For a whole variety of reasons most cardiologists are not really comfortable diving into social media. For some reason they’re more comfortable remaining poolside, reading Braunwald or the latest mini JACC or Circulation than writing a blog or interacting with each other or their patients on Facebook or Twitter. Most cardiologists who do get their feet wet send out a few isolated tweets or posts and then disappear into the great digital void. So here’s a special shout out to a few brave cardiologists who are at least making an effort (feel free to add to this list in the comments section):

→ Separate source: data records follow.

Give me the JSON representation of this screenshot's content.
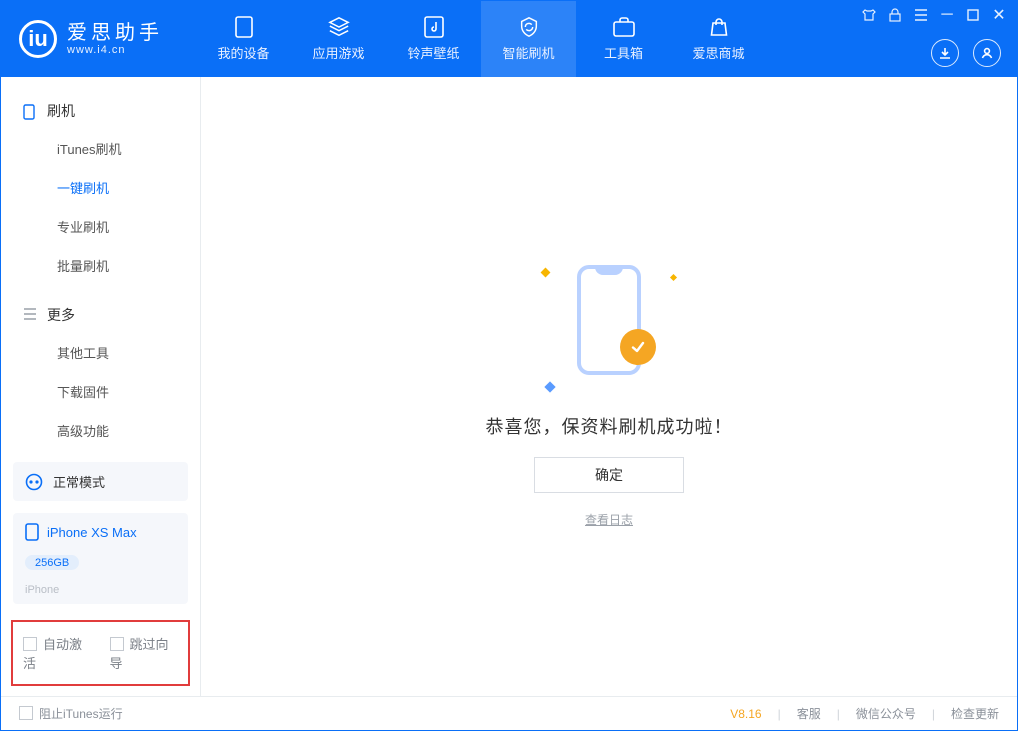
{
  "app": {
    "name": "爱思助手",
    "url": "www.i4.cn"
  },
  "header": {
    "tabs": [
      {
        "label": "我的设备",
        "icon": "device-icon"
      },
      {
        "label": "应用游戏",
        "icon": "cube-icon"
      },
      {
        "label": "铃声壁纸",
        "icon": "music-icon"
      },
      {
        "label": "智能刷机",
        "icon": "refresh-icon",
        "active": true
      },
      {
        "label": "工具箱",
        "icon": "toolbox-icon"
      },
      {
        "label": "爱思商城",
        "icon": "store-icon"
      }
    ]
  },
  "sidebar": {
    "section_flash": "刷机",
    "flash_items": [
      "iTunes刷机",
      "一键刷机",
      "专业刷机",
      "批量刷机"
    ],
    "flash_selected_index": 1,
    "section_more": "更多",
    "more_items": [
      "其他工具",
      "下载固件",
      "高级功能"
    ],
    "mode_label": "正常模式",
    "device": {
      "name": "iPhone XS Max",
      "capacity": "256GB",
      "subtitle": "iPhone"
    },
    "checkbox_auto_activate": "自动激活",
    "checkbox_skip_guide": "跳过向导"
  },
  "main": {
    "success_message": "恭喜您，保资料刷机成功啦！",
    "confirm_label": "确定",
    "view_log_label": "查看日志"
  },
  "footer": {
    "block_itunes": "阻止iTunes运行",
    "version": "V8.16",
    "links": [
      "客服",
      "微信公众号",
      "检查更新"
    ]
  }
}
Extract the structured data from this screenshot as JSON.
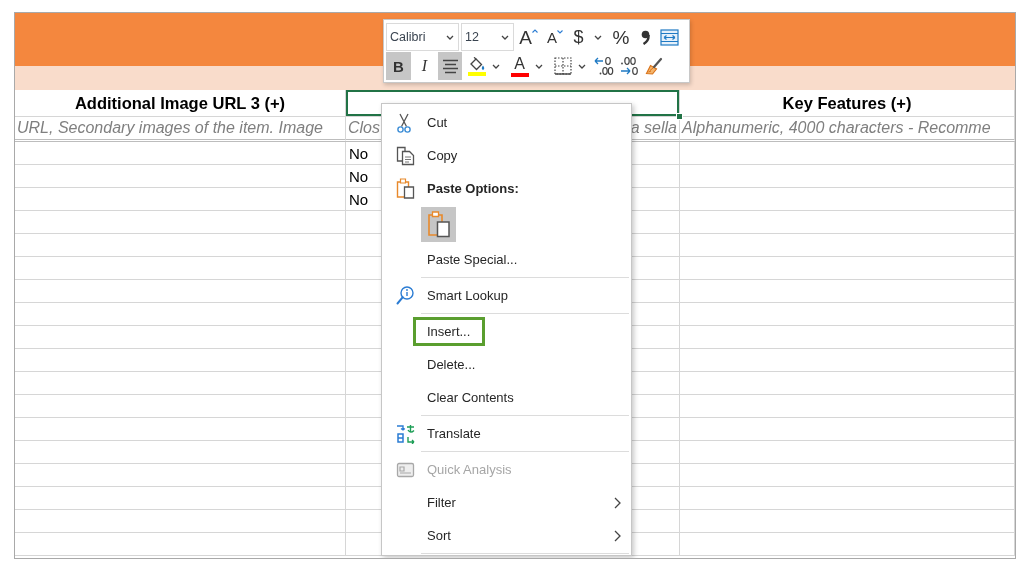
{
  "sheet": {
    "columns": [
      {
        "label": "Additional Image URL 3 (+)",
        "selected": false
      },
      {
        "selected": true
      },
      {
        "label": "Key Features (+)",
        "selected": false
      }
    ],
    "descriptions": [
      {
        "kind": "text",
        "text": "URL, Secondary images of the item. Image"
      },
      {
        "kind": "fragments",
        "fragments": [
          "Clos",
          "a sella"
        ]
      },
      {
        "kind": "text",
        "text": "Alphanumeric, 4000 characters - Recomme"
      }
    ],
    "rows": [
      {
        "column_2": "No"
      },
      {
        "column_2": "No"
      },
      {
        "column_2": "No"
      }
    ]
  },
  "mini_toolbar": {
    "font": "Calibri",
    "size": "12",
    "row_1": [
      {
        "kind": "grow-font",
        "label": "A"
      },
      {
        "kind": "shrink-font",
        "label": "A"
      },
      {
        "kind": "currency",
        "label": "$",
        "dropdown": true
      },
      {
        "kind": "percent",
        "label": "%"
      },
      {
        "kind": "comma"
      },
      {
        "kind": "merge"
      }
    ],
    "row_2": [
      {
        "kind": "bold",
        "label": "B",
        "on": true
      },
      {
        "kind": "italic",
        "label": "I",
        "on": false
      },
      {
        "kind": "center",
        "on": true
      },
      {
        "kind": "fill-color",
        "color": "#ffff00",
        "dropdown": true
      },
      {
        "kind": "font-color",
        "label": "A",
        "color": "#ff0000",
        "dropdown": true
      },
      {
        "kind": "borders",
        "dropdown": true
      },
      {
        "kind": "increase-decimal"
      },
      {
        "kind": "decrease-decimal"
      },
      {
        "kind": "format-painter"
      }
    ]
  },
  "context_menu": {
    "items": [
      {
        "kind": "cut",
        "label": "Cut",
        "disabled": false,
        "highlighted": false,
        "submenu": false
      },
      {
        "kind": "copy",
        "label": "Copy",
        "disabled": false,
        "highlighted": false,
        "submenu": false
      },
      {
        "kind": "heading",
        "label": "Paste Options:"
      },
      {
        "kind": "paste-options",
        "options": [
          {
            "selected": true
          }
        ]
      },
      {
        "kind": "command",
        "label": "Paste Special...",
        "disabled": false,
        "highlighted": false,
        "submenu": false
      },
      {
        "kind": "separator"
      },
      {
        "kind": "lookup",
        "label": "Smart Lookup",
        "disabled": false,
        "highlighted": false,
        "submenu": false
      },
      {
        "kind": "separator"
      },
      {
        "kind": "command",
        "label": "Insert...",
        "disabled": false,
        "highlighted": true,
        "submenu": false
      },
      {
        "kind": "command",
        "label": "Delete...",
        "disabled": false,
        "highlighted": false,
        "submenu": false
      },
      {
        "kind": "command",
        "label": "Clear Contents",
        "disabled": false,
        "highlighted": false,
        "submenu": false
      },
      {
        "kind": "separator"
      },
      {
        "kind": "translate",
        "label": "Translate",
        "disabled": false,
        "highlighted": false,
        "submenu": false
      },
      {
        "kind": "separator"
      },
      {
        "kind": "analysis",
        "label": "Quick Analysis",
        "disabled": true,
        "highlighted": false,
        "submenu": false
      },
      {
        "kind": "command",
        "label": "Filter",
        "disabled": false,
        "highlighted": false,
        "submenu": true
      },
      {
        "kind": "command",
        "label": "Sort",
        "disabled": false,
        "highlighted": false,
        "submenu": true
      },
      {
        "kind": "separator"
      }
    ]
  }
}
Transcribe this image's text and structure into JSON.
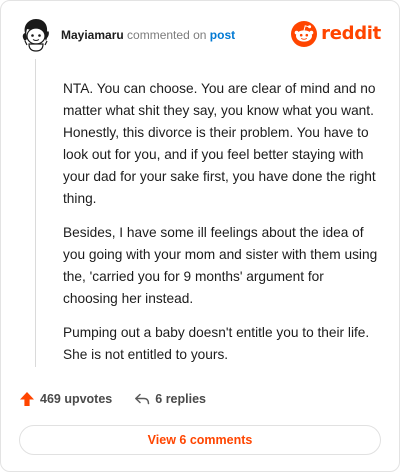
{
  "comment": {
    "author": "Mayiamaru",
    "action_text": "commented on",
    "post_link": "post",
    "avatar_icon": "snoo-avatar-icon",
    "paragraphs": [
      "NTA. You can choose. You are clear of mind and no matter what shit they say, you know what you want. Honestly, this divorce is their problem. You have to look out for you, and if you feel better staying with your dad for your sake first, you have done the right thing.",
      "Besides, I have some ill feelings about the idea of you going with your mom and sister with them using the, 'carried you for 9 months' argument for choosing her instead.",
      "Pumping out a baby doesn't entitle you to their life. She is not entitled to yours."
    ]
  },
  "brand": {
    "wordmark": "reddit",
    "icon": "reddit-logo-icon",
    "color": "#ff4500"
  },
  "actions": {
    "upvotes_label": "469 upvotes",
    "upvote_icon": "upvote-arrow-icon",
    "replies_label": "6 replies",
    "reply_icon": "reply-arrow-icon"
  },
  "footer": {
    "view_comments_label": "View 6 comments",
    "accent": "#ff4500"
  }
}
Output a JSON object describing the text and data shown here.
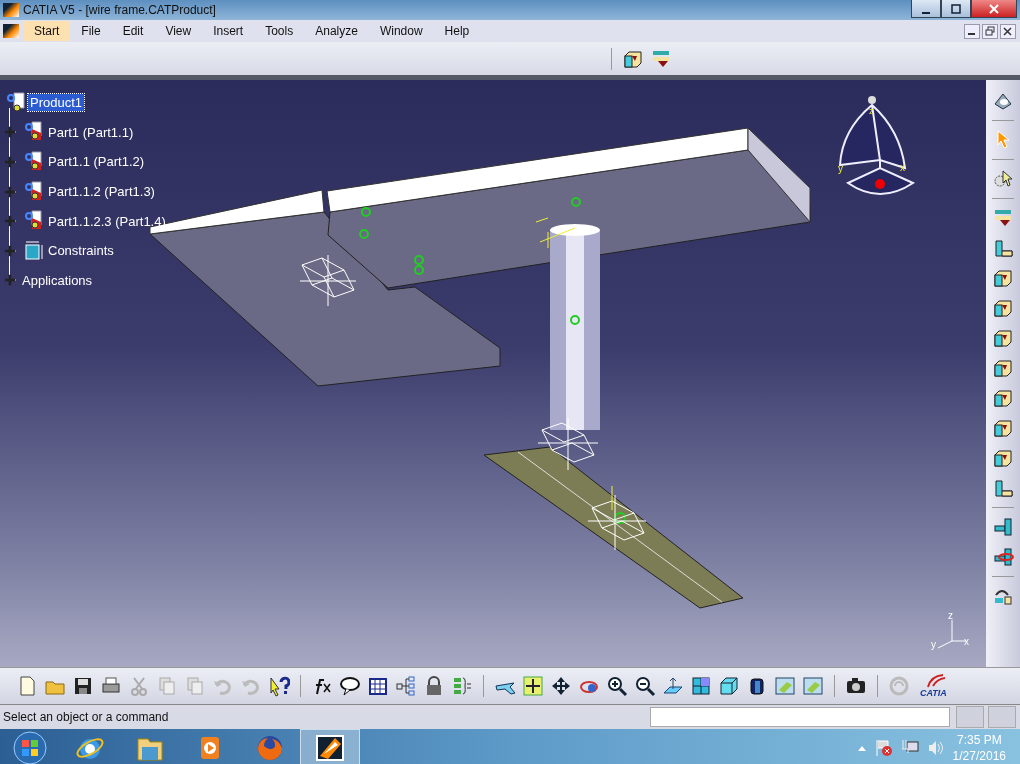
{
  "window": {
    "title": "CATIA V5 - [wire frame.CATProduct]"
  },
  "menu": [
    {
      "label": "Start",
      "selected": true
    },
    {
      "label": "File",
      "selected": false
    },
    {
      "label": "Edit",
      "selected": false
    },
    {
      "label": "View",
      "selected": false
    },
    {
      "label": "Insert",
      "selected": false
    },
    {
      "label": "Tools",
      "selected": false
    },
    {
      "label": "Analyze",
      "selected": false
    },
    {
      "label": "Window",
      "selected": false
    },
    {
      "label": "Help",
      "selected": false
    }
  ],
  "tree": {
    "root": {
      "label": "Product1",
      "selected": true
    },
    "children": [
      {
        "label": "Part1 (Part1.1)",
        "kind": "part",
        "selected": false
      },
      {
        "label": "Part1.1 (Part1.2)",
        "kind": "part",
        "selected": false
      },
      {
        "label": "Part1.1.2 (Part1.3)",
        "kind": "part",
        "selected": false
      },
      {
        "label": "Part1.1.2.3 (Part1.4)",
        "kind": "part",
        "selected": false
      },
      {
        "label": "Constraints",
        "kind": "constraints",
        "selected": false
      },
      {
        "label": "Applications",
        "kind": "applications",
        "selected": false
      }
    ]
  },
  "compass": {
    "axes": [
      "z",
      "y",
      "x"
    ]
  },
  "axis_triad": {
    "axes": [
      "z",
      "y",
      "x"
    ]
  },
  "logo": {
    "text": "CATIA"
  },
  "status_bar": {
    "message": "Select an object or a command"
  },
  "taskbar": {
    "time": "7:35 PM",
    "date": "1/27/2016"
  }
}
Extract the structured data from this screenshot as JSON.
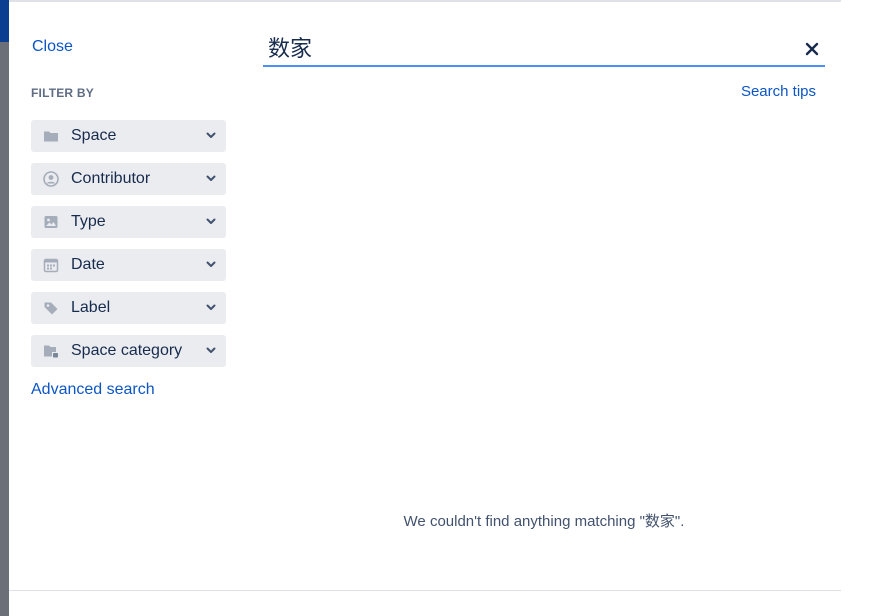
{
  "panel": {
    "close_label": "Close",
    "filter_heading": "FILTER BY",
    "filters": [
      {
        "label": "Space",
        "icon": "folder-icon"
      },
      {
        "label": "Contributor",
        "icon": "user-icon"
      },
      {
        "label": "Type",
        "icon": "image-icon"
      },
      {
        "label": "Date",
        "icon": "calendar-icon"
      },
      {
        "label": "Label",
        "icon": "tag-icon"
      },
      {
        "label": "Space category",
        "icon": "space-category-icon"
      }
    ],
    "advanced_search_label": "Advanced search"
  },
  "search": {
    "query": "数家",
    "tips_label": "Search tips",
    "empty_message": "We couldn't find anything matching \"数家\"."
  },
  "colors": {
    "link": "#0c55c5",
    "input_underline": "#4c8df6",
    "filter_bg": "#ebecf0",
    "icon": "#a5adba"
  }
}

Cardiologists Chris Cannon and Herb Aronow, and cardiology fellow Michael Katz, regularly tweet about cardiology. Some big names like Harlan Krumholz and Bob Harrington are sporadic tweeters, providing behind the scene glimpses at events like a PCORI meeting or an ACC Board of Governors meeting. Electrophysiologist John Mandrola didn’t just get his feet wet but took a big belly dive into the social media pool, actively tweeting, blogging on his own and over at that other cardiology website, and contributing to newspapers and big sites like KevinMD. Eric Topol is a prolific tweeter, but he rarely seems interested in cardiology these days.
Jay Schloss deserves special mention for live-tweeting a closed Riata symposium and then keeping CardioBrief readers fully informed about each major development of this important case as it slowly unfolded this past year. Westby Fisher is the great grandfather of all cardiologists in the blogosphere and twitterverse, though lately he’s pulled back a bit, foolishly deciding that his medical practice and family life are somehow more important than his social media standing.
Finally, though he’s not a cardiologist, Lancet editor Richard Horton deserves special mention. He took to Twitter like a duck to water, though not everyone was so pleased by all his preening. As I wrote earlier this year, it was impossible not to be fascinated by the occasional glimpses he provided of the dark underside of medical publishing. He’s toned this down a lot lately, but on occasion he still has some amusing comments on the rivalry (real or imagined?) between his journal and the New England Journal of Medicine. But if you’re not interested in the politcs of the World Health Organization or the British medical establishment you may not want to follow him these days.
- Eiman Jahangir, a cardiologist/scientist in New Orleans.